Problem statement:
Below are the records. Gather each line that holds "String".

Recorded data
• • • • • • •

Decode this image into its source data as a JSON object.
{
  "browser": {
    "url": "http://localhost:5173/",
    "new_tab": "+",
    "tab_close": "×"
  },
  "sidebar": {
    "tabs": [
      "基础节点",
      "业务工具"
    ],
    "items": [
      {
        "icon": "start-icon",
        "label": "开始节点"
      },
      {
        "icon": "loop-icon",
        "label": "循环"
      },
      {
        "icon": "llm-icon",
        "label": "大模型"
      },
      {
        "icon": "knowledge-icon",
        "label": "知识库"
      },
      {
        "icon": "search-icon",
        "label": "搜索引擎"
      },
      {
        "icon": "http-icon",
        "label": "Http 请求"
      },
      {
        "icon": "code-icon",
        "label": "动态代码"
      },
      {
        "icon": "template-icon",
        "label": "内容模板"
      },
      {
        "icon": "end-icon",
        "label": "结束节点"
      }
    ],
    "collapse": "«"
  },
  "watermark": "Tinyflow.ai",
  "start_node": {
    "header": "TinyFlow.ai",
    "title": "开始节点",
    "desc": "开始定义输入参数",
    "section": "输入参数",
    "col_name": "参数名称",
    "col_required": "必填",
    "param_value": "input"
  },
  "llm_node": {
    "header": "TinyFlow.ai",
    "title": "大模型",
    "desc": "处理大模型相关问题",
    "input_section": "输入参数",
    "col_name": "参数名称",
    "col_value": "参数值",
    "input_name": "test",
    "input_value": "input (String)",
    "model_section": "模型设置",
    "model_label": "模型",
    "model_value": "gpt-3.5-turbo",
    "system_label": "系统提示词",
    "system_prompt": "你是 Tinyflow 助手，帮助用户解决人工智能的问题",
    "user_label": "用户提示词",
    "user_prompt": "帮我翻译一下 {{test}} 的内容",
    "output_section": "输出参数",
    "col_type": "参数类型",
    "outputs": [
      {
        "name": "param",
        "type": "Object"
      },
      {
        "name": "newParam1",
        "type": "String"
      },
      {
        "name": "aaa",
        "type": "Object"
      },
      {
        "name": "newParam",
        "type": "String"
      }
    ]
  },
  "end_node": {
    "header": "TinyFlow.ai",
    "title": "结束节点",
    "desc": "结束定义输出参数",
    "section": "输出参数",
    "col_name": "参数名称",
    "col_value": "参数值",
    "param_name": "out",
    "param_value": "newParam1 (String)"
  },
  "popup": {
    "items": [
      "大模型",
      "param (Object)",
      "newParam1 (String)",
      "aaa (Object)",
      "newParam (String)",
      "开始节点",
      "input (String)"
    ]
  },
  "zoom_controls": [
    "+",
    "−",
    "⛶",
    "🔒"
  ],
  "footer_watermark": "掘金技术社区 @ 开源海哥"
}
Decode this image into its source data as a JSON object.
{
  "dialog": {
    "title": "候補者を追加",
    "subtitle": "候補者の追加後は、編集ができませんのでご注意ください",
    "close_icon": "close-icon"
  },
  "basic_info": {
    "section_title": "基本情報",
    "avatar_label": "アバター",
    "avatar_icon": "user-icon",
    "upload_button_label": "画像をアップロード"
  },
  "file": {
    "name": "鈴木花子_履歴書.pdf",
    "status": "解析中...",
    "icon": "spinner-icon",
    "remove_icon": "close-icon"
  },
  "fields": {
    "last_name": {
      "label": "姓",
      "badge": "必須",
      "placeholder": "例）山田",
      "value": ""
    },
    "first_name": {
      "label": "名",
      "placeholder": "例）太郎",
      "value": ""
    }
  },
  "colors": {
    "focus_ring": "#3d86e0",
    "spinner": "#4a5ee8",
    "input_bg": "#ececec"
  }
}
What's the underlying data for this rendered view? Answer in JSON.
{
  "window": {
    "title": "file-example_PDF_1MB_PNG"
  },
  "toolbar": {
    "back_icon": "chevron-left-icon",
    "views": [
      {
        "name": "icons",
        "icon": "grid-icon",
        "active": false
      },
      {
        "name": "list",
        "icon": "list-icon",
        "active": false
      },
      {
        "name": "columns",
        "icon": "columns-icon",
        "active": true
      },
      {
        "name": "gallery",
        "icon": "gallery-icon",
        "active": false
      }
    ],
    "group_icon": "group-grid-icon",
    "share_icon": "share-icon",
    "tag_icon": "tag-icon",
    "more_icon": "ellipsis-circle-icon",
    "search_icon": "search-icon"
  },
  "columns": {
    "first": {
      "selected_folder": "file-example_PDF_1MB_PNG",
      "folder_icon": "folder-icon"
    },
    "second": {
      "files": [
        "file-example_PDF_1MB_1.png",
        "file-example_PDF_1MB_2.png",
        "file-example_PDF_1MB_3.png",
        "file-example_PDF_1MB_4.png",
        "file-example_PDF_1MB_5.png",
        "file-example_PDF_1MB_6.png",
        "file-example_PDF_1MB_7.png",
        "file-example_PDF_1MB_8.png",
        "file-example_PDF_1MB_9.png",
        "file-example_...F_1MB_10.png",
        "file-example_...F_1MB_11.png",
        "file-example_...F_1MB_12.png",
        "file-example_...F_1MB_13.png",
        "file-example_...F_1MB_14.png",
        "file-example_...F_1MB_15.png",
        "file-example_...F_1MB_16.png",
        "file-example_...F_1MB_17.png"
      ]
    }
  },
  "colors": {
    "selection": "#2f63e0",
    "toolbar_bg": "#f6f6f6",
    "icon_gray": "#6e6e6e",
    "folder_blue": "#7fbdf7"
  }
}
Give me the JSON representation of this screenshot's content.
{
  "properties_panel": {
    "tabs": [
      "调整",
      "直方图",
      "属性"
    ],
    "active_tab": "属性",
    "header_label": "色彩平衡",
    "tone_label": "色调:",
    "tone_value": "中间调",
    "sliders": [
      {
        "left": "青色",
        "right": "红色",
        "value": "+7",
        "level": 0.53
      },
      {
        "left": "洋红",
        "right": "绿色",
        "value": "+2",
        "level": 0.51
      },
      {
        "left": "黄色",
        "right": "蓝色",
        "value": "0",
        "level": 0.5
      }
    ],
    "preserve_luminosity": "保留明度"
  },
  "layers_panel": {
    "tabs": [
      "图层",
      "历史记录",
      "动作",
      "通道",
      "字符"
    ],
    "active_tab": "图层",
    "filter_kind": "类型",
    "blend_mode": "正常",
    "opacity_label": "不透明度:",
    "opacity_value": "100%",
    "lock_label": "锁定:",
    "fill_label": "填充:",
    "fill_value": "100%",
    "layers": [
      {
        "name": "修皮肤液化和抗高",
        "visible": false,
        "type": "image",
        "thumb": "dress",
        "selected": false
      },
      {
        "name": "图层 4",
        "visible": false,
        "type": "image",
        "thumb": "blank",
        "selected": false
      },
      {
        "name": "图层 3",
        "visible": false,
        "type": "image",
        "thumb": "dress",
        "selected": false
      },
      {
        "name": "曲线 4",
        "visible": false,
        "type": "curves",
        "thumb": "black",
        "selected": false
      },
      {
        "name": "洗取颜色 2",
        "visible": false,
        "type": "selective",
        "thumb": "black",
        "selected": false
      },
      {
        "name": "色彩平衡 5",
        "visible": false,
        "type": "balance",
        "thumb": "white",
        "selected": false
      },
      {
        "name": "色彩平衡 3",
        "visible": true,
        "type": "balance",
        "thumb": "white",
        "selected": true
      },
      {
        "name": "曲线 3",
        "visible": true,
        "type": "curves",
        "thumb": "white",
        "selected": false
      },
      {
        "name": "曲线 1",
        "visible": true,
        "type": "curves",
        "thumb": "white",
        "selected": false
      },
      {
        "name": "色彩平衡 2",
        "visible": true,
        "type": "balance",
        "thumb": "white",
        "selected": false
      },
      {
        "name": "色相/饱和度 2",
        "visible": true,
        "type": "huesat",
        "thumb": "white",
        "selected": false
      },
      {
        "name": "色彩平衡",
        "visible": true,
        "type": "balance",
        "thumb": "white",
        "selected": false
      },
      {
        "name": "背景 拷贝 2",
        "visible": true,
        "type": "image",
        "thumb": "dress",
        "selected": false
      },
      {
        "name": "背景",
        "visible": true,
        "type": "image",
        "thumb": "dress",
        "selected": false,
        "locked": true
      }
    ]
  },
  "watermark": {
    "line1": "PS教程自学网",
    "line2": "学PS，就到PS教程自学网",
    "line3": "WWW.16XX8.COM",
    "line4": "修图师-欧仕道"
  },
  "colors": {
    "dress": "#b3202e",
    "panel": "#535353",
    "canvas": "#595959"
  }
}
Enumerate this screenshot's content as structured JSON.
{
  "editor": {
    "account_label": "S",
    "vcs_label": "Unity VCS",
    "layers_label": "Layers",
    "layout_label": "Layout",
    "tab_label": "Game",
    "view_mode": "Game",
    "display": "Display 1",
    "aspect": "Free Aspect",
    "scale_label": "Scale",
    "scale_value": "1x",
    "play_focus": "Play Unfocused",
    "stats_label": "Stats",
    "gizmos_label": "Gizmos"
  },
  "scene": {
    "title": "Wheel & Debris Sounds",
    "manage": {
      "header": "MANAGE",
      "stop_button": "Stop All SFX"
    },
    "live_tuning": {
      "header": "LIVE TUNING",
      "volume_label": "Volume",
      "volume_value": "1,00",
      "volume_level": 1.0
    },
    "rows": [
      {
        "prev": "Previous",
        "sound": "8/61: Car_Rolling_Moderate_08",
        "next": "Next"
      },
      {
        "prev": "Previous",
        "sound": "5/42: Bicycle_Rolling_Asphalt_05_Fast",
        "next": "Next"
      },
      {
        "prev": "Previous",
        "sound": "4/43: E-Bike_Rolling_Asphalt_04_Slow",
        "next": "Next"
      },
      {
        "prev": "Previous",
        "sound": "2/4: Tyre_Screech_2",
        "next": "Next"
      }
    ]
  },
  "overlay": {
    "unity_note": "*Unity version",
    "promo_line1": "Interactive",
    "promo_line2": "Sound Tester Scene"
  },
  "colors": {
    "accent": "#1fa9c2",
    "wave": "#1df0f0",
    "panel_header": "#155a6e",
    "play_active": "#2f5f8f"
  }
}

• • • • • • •

Output of the task:
    "input_value": "input (String)",
        "type": "String"
        "type": "String"
    "param_value": "newParam1 (String)"
      "newParam1 (String)",
      "newParam (String)",
      "input (String)"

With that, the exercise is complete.